Task requirements: Using the data below, return all lines in which "sample" appears.

=== Section Start ===

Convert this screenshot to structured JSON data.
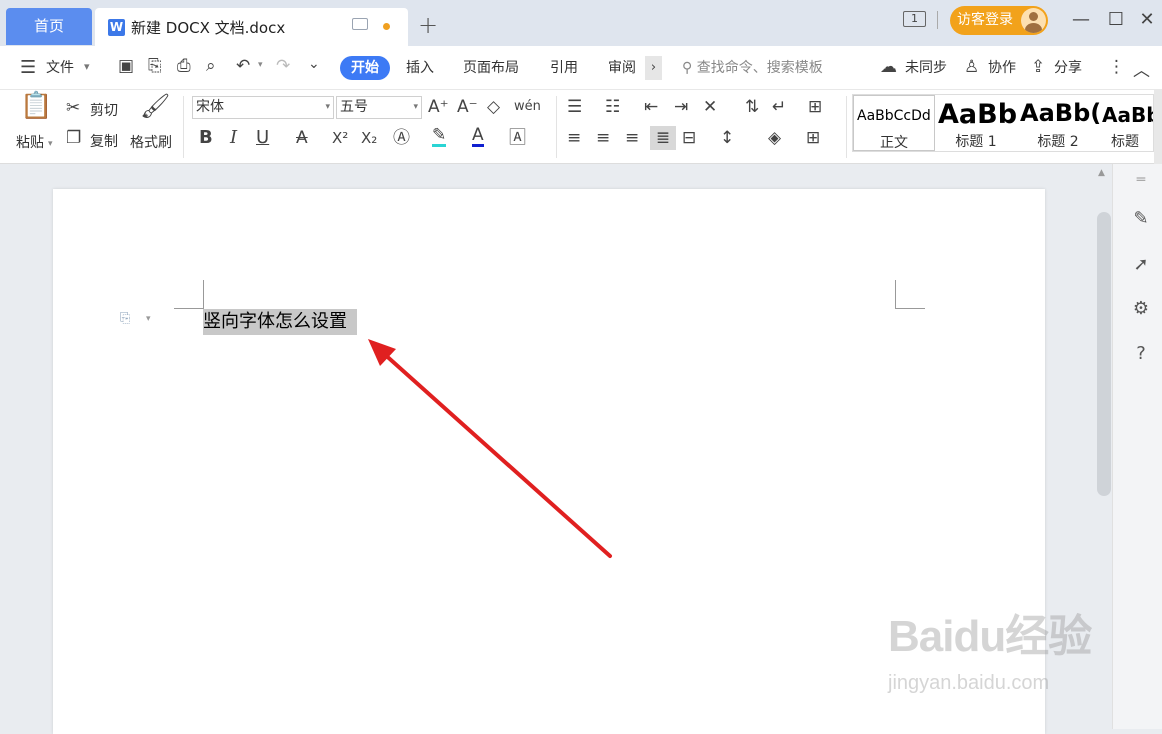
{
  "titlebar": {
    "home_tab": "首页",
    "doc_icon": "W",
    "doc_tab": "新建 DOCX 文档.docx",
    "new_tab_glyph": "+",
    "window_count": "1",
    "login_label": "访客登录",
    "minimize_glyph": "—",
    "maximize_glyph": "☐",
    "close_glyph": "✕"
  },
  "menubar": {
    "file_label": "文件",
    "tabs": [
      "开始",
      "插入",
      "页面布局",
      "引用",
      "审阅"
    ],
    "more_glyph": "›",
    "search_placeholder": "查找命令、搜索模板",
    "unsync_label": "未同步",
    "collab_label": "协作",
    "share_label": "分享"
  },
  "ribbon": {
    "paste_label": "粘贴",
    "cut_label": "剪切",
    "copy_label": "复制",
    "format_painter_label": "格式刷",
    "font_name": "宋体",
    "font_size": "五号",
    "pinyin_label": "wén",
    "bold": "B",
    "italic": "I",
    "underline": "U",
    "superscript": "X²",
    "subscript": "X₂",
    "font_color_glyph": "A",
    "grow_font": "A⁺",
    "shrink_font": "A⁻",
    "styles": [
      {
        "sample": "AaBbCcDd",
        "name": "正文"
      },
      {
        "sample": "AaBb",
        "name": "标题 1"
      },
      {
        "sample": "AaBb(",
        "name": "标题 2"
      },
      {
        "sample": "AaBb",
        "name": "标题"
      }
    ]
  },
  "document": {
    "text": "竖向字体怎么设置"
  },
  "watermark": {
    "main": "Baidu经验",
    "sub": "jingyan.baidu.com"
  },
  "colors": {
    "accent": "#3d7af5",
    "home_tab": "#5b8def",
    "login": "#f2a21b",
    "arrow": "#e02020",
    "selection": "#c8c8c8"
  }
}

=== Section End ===
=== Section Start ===

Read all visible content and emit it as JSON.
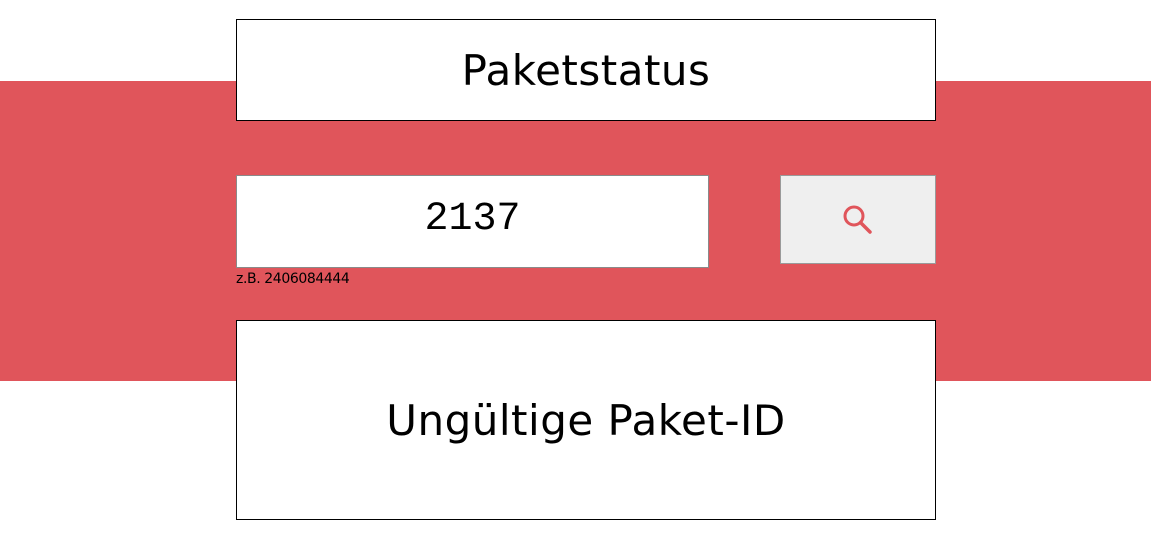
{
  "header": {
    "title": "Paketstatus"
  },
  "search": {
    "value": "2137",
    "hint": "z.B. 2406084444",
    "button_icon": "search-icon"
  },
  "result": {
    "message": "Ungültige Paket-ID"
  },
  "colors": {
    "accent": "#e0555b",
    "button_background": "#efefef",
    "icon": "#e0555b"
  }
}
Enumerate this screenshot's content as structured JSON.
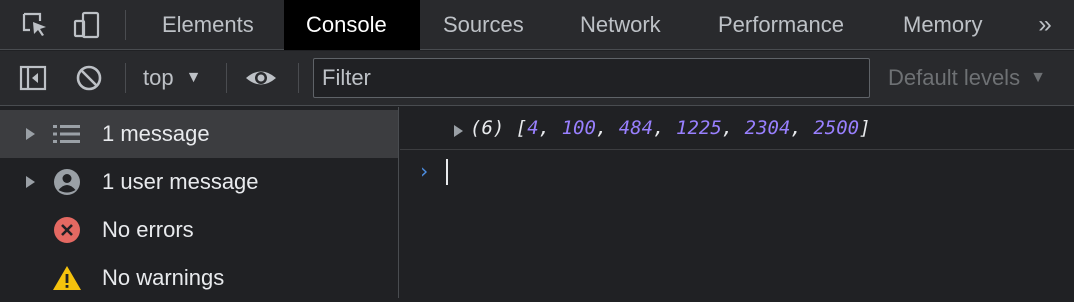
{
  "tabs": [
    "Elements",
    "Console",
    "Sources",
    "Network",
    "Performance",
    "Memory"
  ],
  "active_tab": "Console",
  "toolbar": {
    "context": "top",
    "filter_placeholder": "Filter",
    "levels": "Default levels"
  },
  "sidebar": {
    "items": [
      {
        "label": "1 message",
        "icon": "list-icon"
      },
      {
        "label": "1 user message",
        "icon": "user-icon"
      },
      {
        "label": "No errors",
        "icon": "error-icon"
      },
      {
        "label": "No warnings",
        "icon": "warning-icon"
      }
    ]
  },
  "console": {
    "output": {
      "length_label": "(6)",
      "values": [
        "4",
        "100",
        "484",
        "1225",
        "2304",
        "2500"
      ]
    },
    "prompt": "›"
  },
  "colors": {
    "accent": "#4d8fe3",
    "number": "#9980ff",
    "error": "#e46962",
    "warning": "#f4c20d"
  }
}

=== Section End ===

Answer space:
        "sample": "AaBbCcDd",
        "sample": "AaBb",
        "sample": "AaBb(",
        "sample": "AaBb",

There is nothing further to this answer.